Johann Sebastian Bach - Brandenburg Concerto No. 6
for two violas and piano
Johann Sebastian Bach (1685-1750) collected his Brandenburg Concertos together in 1721, as a set of six distinct works. They were presented to Christian Ludwig, the Margrave of Brandenburg-Schwedt, with a flattering dedication from Bach, possibly in the hope of being offered a job. It is not known whether the Margrave replied, and it is unlikely that he ever performed them.
The sixth concerto is originally for the lower strings (without violins) using 2 viole de braccio, 2 viole da gamba, cello and continuo. The viola da braccio is equivalent to the modern viola, while the gamba was an earlier instrument, a precursor to the modern cello. Much of the main thematic writing is for the two violas, so the concerto lends itself well to a two viola arrangement, with the keyboard taking the other parts. This arrangement consists of a new piano part that is neither a literal reduction of the accompanying parts, nor a completely free composition based on the continuo part. It maintains Bach's clarity while employing genuinely pianistic textures.
This arrangement has been recorded by Peter Mallinson, Matthias Wiesner (viola) and Evgenia Startseva (piano):

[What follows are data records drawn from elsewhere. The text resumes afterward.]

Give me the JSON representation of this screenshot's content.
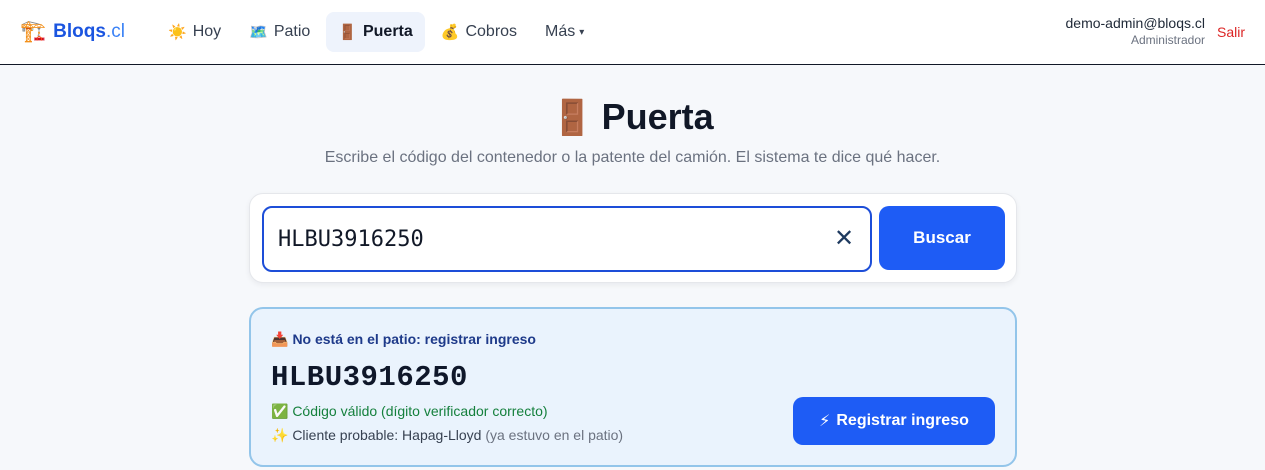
{
  "brand": {
    "icon": "🏗️",
    "name": "Bloqs",
    "tld": ".cl"
  },
  "nav": {
    "items": [
      {
        "icon": "☀️",
        "label": "Hoy"
      },
      {
        "icon": "🗺️",
        "label": "Patio"
      },
      {
        "icon": "🚪",
        "label": "Puerta",
        "active": true
      },
      {
        "icon": "💰",
        "label": "Cobros"
      }
    ],
    "more_label": "Más",
    "more_caret": "▾"
  },
  "user": {
    "email": "demo-admin@bloqs.cl",
    "role": "Administrador",
    "logout_label": "Salir"
  },
  "page": {
    "icon": "🚪",
    "title": "Puerta",
    "subtitle": "Escribe el código del contenedor o la patente del camión. El sistema te dice qué hacer."
  },
  "search": {
    "value": "HLBU3916250",
    "clear_glyph": "✕",
    "button_label": "Buscar"
  },
  "result": {
    "status_icon": "📥",
    "status_text": "No está en el patio: registrar ingreso",
    "code": "HLBU3916250",
    "valid_text": "✅ Código válido (dígito verificador correcto)",
    "client_prefix": "✨ Cliente probable: Hapag-Lloyd",
    "client_note": "(ya estuvo en el patio)",
    "button_icon": "⚡",
    "button_label": "Registrar ingreso"
  },
  "colors": {
    "accent": "#1e5cf5",
    "brand": "#1b55e0",
    "logout": "#dc2626",
    "valid": "#15803d",
    "result_bg": "#eaf3fd",
    "result_border": "#93c5ea"
  }
}
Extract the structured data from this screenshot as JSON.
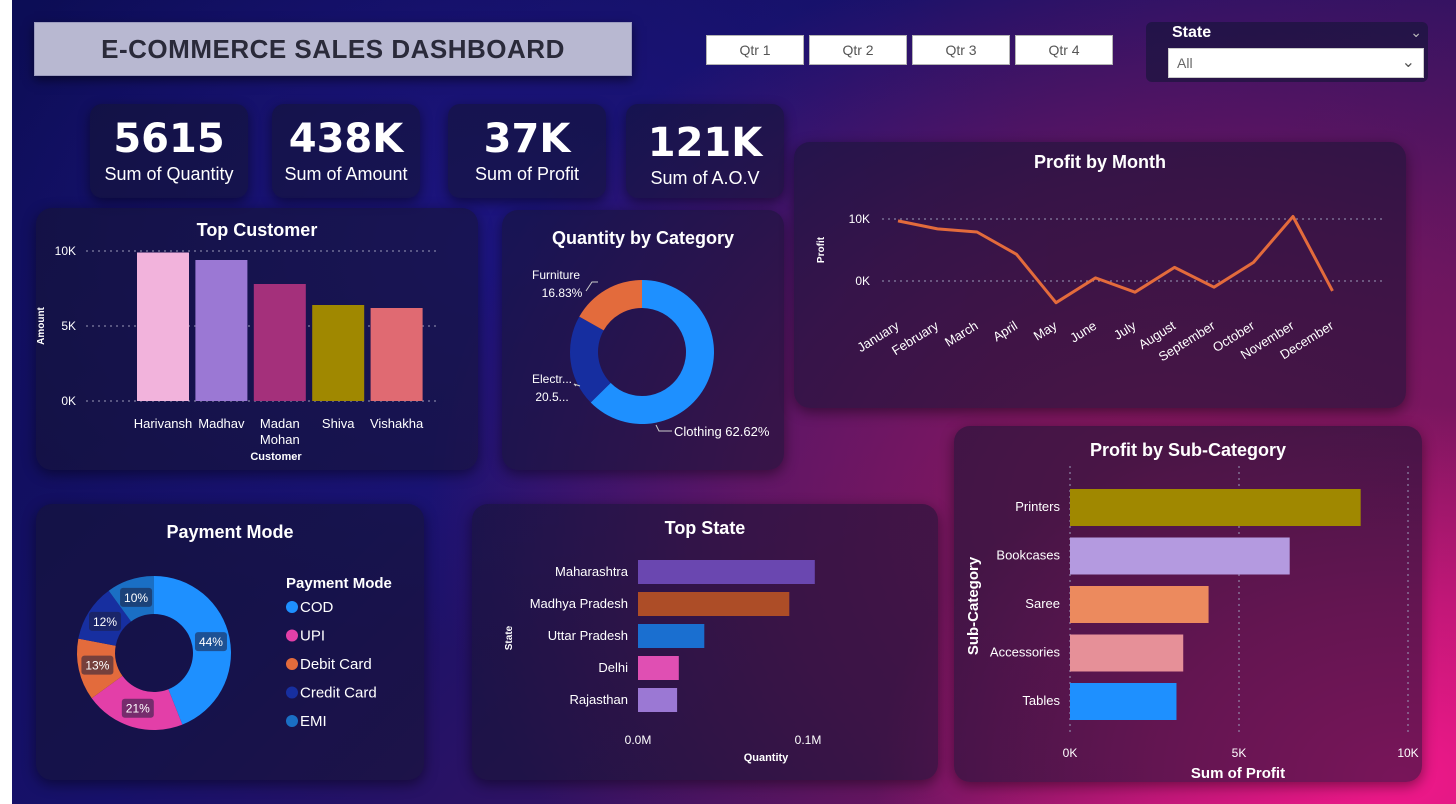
{
  "dashboard": {
    "title": "E-COMMERCE SALES DASHBOARD"
  },
  "quarter_filter": [
    "Qtr 1",
    "Qtr 2",
    "Qtr 3",
    "Qtr 4"
  ],
  "state_filter": {
    "label": "State",
    "selected": "All"
  },
  "kpis": [
    {
      "value": "5615",
      "label": "Sum of Quantity"
    },
    {
      "value": "438K",
      "label": "Sum of Amount"
    },
    {
      "value": "37K",
      "label": "Sum of Profit"
    },
    {
      "value": "121K",
      "label": "Sum of A.O.V"
    }
  ],
  "colors": {
    "accent_line": "#e36b3c"
  },
  "chart_data": [
    {
      "id": "top_customer",
      "type": "bar",
      "title": "Top Customer",
      "xlabel": "Customer",
      "ylabel": "Amount",
      "categories": [
        "Harivansh",
        "Madhav",
        "Madan Mohan",
        "Shiva",
        "Vishakha"
      ],
      "values": [
        9900,
        9400,
        7800,
        6400,
        6200
      ],
      "colors": [
        "#f2b3dc",
        "#9b78d4",
        "#a4307b",
        "#a08800",
        "#e06a72"
      ],
      "ylim": [
        0,
        10000
      ],
      "yticks": [
        "0K",
        "5K",
        "10K"
      ],
      "grid": true
    },
    {
      "id": "quantity_by_category",
      "type": "pie",
      "title": "Quantity by Category",
      "categories": [
        "Clothing",
        "Electronics",
        "Furniture"
      ],
      "values": [
        62.62,
        20.55,
        16.83
      ],
      "labels": [
        "Clothing 62.62%",
        "Electr...",
        "20.5...",
        "Furniture",
        "16.83%"
      ],
      "colors": [
        "#1e90ff",
        "#162ea0",
        "#e36b3c"
      ]
    },
    {
      "id": "profit_by_month",
      "type": "line",
      "title": "Profit by Month",
      "ylabel": "Profit",
      "categories": [
        "January",
        "February",
        "March",
        "April",
        "May",
        "June",
        "July",
        "August",
        "September",
        "October",
        "November",
        "December"
      ],
      "values": [
        9700,
        8400,
        7900,
        4300,
        -3500,
        500,
        -1800,
        2200,
        -1000,
        3000,
        10400,
        -1600
      ],
      "yticks": [
        "0K",
        "10K"
      ],
      "grid": true
    },
    {
      "id": "payment_mode",
      "type": "pie",
      "title": "Payment Mode",
      "legend_title": "Payment Mode",
      "legend_position": "right",
      "categories": [
        "COD",
        "UPI",
        "Debit Card",
        "Credit Card",
        "EMI"
      ],
      "values": [
        44,
        21,
        13,
        12,
        10
      ],
      "value_labels": [
        "44%",
        "21%",
        "13%",
        "12%",
        "10%"
      ],
      "colors": [
        "#1e90ff",
        "#e33fa8",
        "#e36b3c",
        "#172fa0",
        "#1a6fc4"
      ]
    },
    {
      "id": "top_state",
      "type": "bar",
      "orientation": "horizontal",
      "title": "Top State",
      "xlabel": "Quantity",
      "ylabel": "State",
      "categories": [
        "Maharashtra",
        "Madhya Pradesh",
        "Uttar Pradesh",
        "Delhi",
        "Rajasthan"
      ],
      "values": [
        104000,
        89000,
        39000,
        24000,
        23000
      ],
      "colors": [
        "#6a47b0",
        "#ad4d27",
        "#1a6fd0",
        "#e04fb3",
        "#9b78d4"
      ],
      "xlim": [
        0,
        100000
      ],
      "xticks": [
        "0.0M",
        "0.1M"
      ]
    },
    {
      "id": "profit_by_subcategory",
      "type": "bar",
      "orientation": "horizontal",
      "title": "Profit by Sub-Category",
      "xlabel": "Sum of Profit",
      "ylabel": "Sub-Category",
      "categories": [
        "Printers",
        "Bookcases",
        "Saree",
        "Accessories",
        "Tables"
      ],
      "values": [
        8600,
        6500,
        4100,
        3350,
        3150
      ],
      "colors": [
        "#a08800",
        "#b49ae0",
        "#ec8a5e",
        "#e69098",
        "#1e90ff"
      ],
      "xlim": [
        0,
        10000
      ],
      "xticks": [
        "0K",
        "5K",
        "10K"
      ],
      "grid": true
    }
  ]
}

A Tale of Two Violas (Meridian Records)
Available to purchase from Aria Editions here